The Lullaby victims are terrifying, but despite being under the control of a mind-altering substance, the gang responds to them more or less as zombies and has no compunction about offing a few — quite a few, actually. The crew picks up the Waynes along their way, which is great, considering we're not totally sure what would have become of them otherwise. Alfie also brings Daveboy and his mom, Mrs. P., who had previously been disappointed and annoyed when he tried to leave the city. However, she now seems infinitely more pleased with the idea as the alternate grows increasingly grim. Frankly, we're glad they got out while the getting was good.

A (literal) bomb drop

As we've described at length, much of this season was about the crew attempting to get to the bottom of the whole Lullaby mess. Though they succeeded in figuring out what was going on, they weren't able to totally curb the catastrophic events that occurred once the general population had ingested a fair amount of the stuff. In the end, the best they've got is to get out of town and let the effects of Lullaby wear themselves out. However, by the end of the episode, we realize that even that dismal conclusion is a bit too far on the side of optimism.

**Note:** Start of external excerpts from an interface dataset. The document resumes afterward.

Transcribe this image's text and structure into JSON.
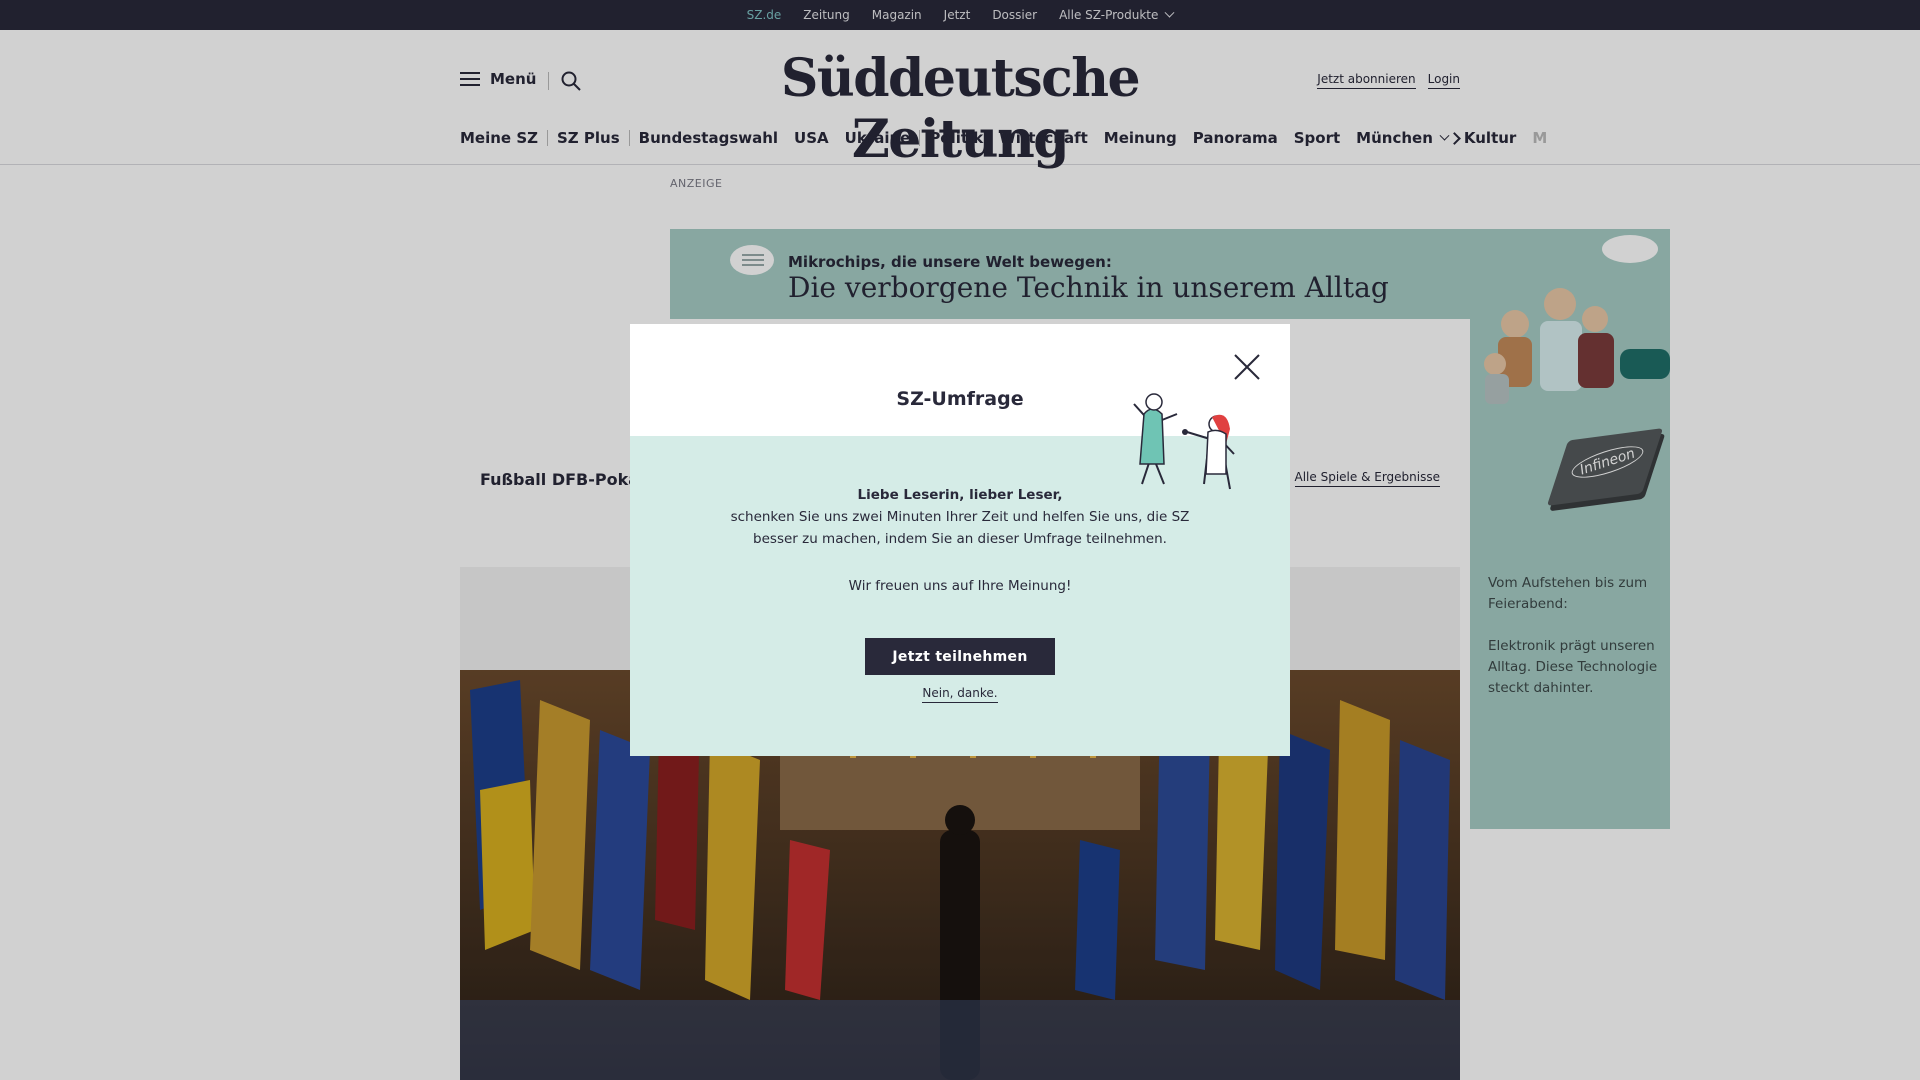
{
  "topbar": {
    "links": [
      "SZ.de",
      "Zeitung",
      "Magazin",
      "Jetzt",
      "Dossier",
      "Alle SZ-Produkte"
    ]
  },
  "header": {
    "menu_label": "Menü",
    "logo": "Süddeutsche Zeitung",
    "subscribe": "Jetzt abonnieren",
    "login": "Login"
  },
  "nav": {
    "items": [
      "Meine SZ",
      "SZ Plus",
      "Bundestagswahl",
      "USA",
      "Ukraine",
      "Politik",
      "Wirtschaft",
      "Meinung",
      "Panorama",
      "Sport",
      "München",
      "Kultur",
      "M"
    ]
  },
  "ad": {
    "label": "ANZEIGE",
    "banner_sub": "Mikrochips, die unsere Welt bewegen:",
    "banner_head": "Die verborgene Technik in unserem Alltag",
    "sky_text_1": "Vom Aufstehen bis zum Feierabend:",
    "sky_text_2": "Elektronik prägt unseren Alltag. Diese Technologie steckt dahinter.",
    "chip_logo": "Infineon"
  },
  "card": {
    "title": "Fußball DFB-Pokal",
    "link": "Alle Spiele & Ergebnisse"
  },
  "modal": {
    "title": "SZ-Umfrage",
    "greeting": "Liebe Leserin, lieber Leser,",
    "line1": "schenken Sie uns zwei Minuten Ihrer Zeit und helfen Sie uns, die SZ",
    "line2": "besser zu machen, indem Sie an dieser Umfrage teilnehmen.",
    "thanks": "Wir freuen uns auf Ihre Meinung!",
    "cta": "Jetzt teilnehmen",
    "decline": "Nein, danke."
  },
  "colors": {
    "dark": "#29293a",
    "accent": "#7fc4c6",
    "modal_bg": "#d5ece7",
    "ad_bg": "#a6ccc5"
  }
}
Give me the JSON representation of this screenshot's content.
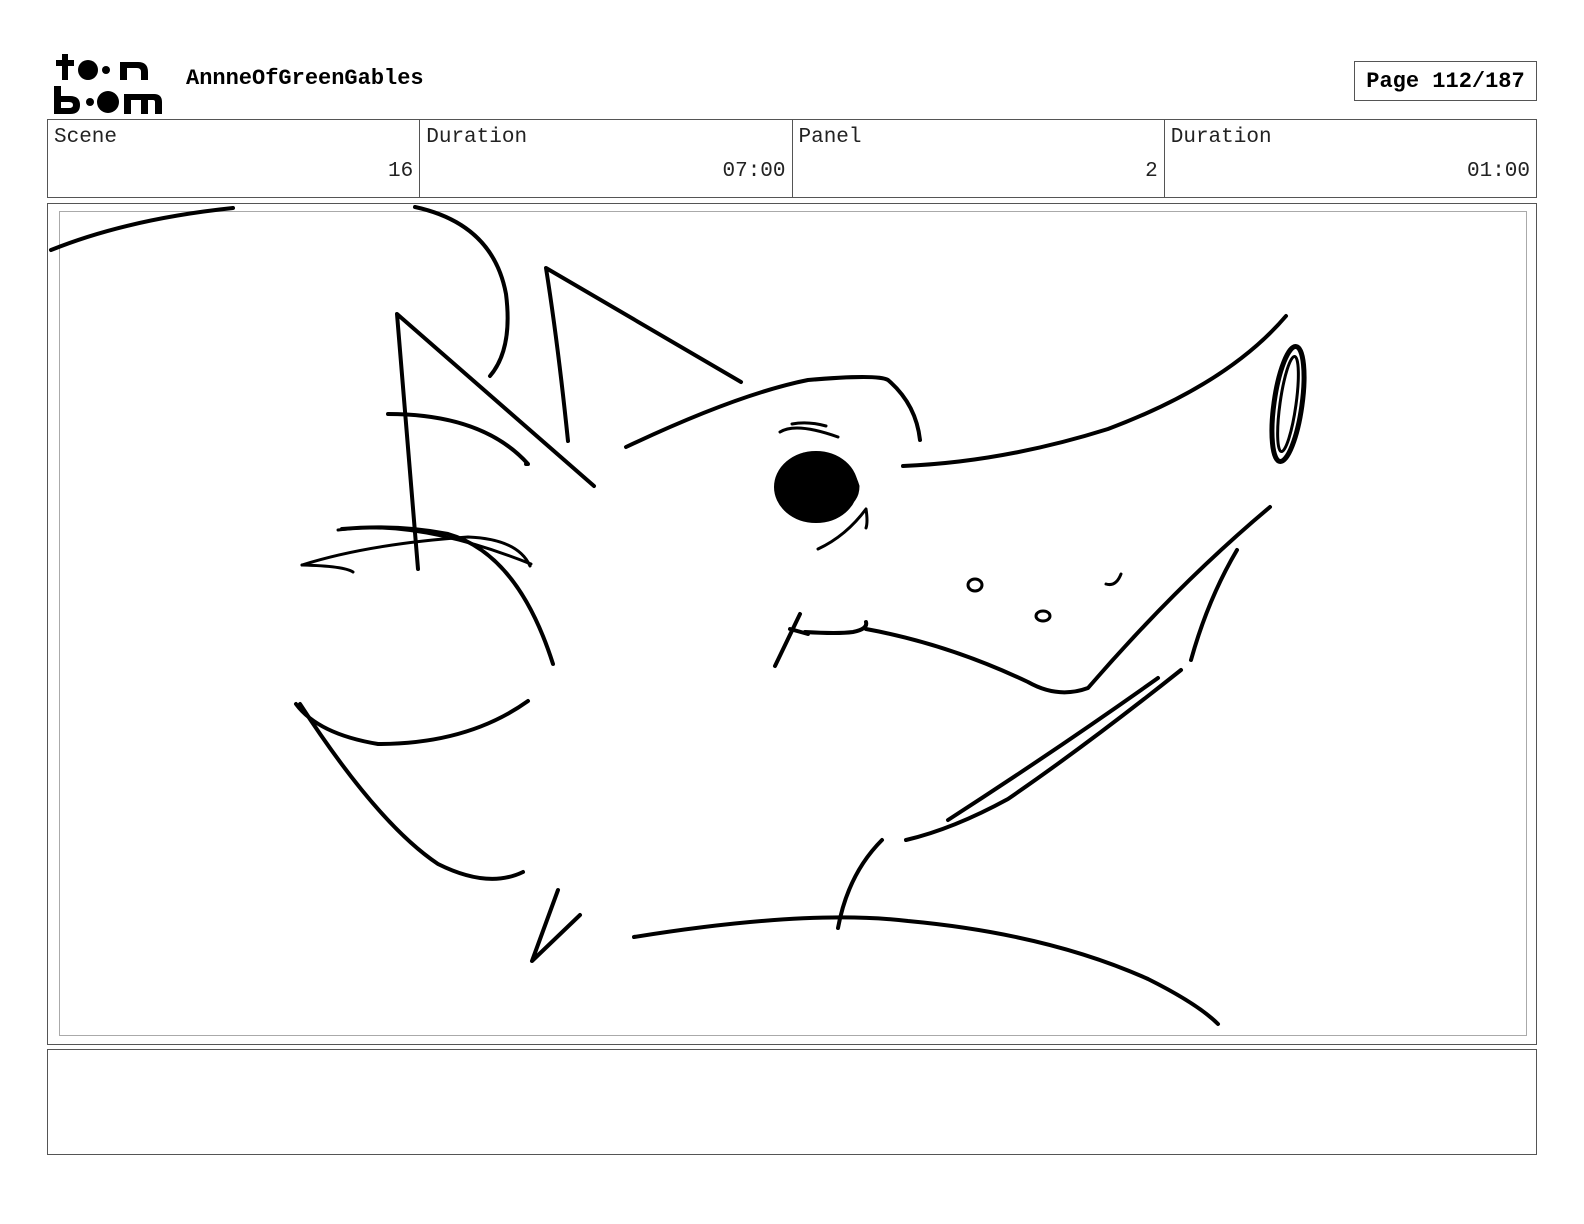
{
  "header": {
    "project_title": "AnnneOfGreenGables",
    "page_label": "Page 112/187"
  },
  "logo": {
    "icon": "toon-boom-logo",
    "text_line1": "toon",
    "text_line2": "boom"
  },
  "info": {
    "scene_label": "Scene",
    "scene_value": "16",
    "scene_duration_label": "Duration",
    "scene_duration_value": "07:00",
    "panel_label": "Panel",
    "panel_value": "2",
    "panel_duration_label": "Duration",
    "panel_duration_value": "01:00"
  },
  "panel": {
    "image": "fox-head-sketch"
  },
  "notes": {
    "text": ""
  }
}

With Alfred and Sandra excited to be wed, the double-decker bus pulls over on the side of the road. As they happily exchange vows, Sandra taking the time to be intentional and Alfie looking like he expects her to back out at any moment, she finally says those magical words, "I do." When Alfred is asked if he takes Sandra as his wife, he goes to speak, but the camera pans out, and we see an enormous mushroom cloud rise up over London. As everyone gazes on, struck with awe and horror, the credits roll without us ever knowing for sure if he said "I do" or not. What an ending!

From Pennyworth to Gotham

As noted, "Pennyworth" is generally considered a precursor to "Gotham," but by the end of the series, we've got way more questions than answers. The cliffhanger ending seems like a wild place to leave off, and the finale made very few (if any) attempts to join "Pennyworth" to the series it apparently spins off from. What happens to Sandra, and what happens after the bomb is dropped? All of this is going to have to be filed under the "rule of cool," where we just let go of every continuity error and question we have because, honestly, this series is awesome, and at a certain point the contradictions just don't matter anymore.

Though the continuity is truly all over the place, that shouldn't dissuade "Pennyworth" fans from seeking out "Gotham" and vice versa. The plotlines don't have to match up for these two to be incredibly fun alternate reality takes on the Batman mythos. The show nailed it where it counts, and that's the emotional thread between Jack Bannon's suave swagger and Sean Pertwee's uncertain but devoted butler, struggling to raise the son of his best friends and feeling like he's always letting them down. 

In the end, "Pennyworth" and "Gotham" have one major thing in common, and it's that we could have watched another 15 seasons of either without getting bored.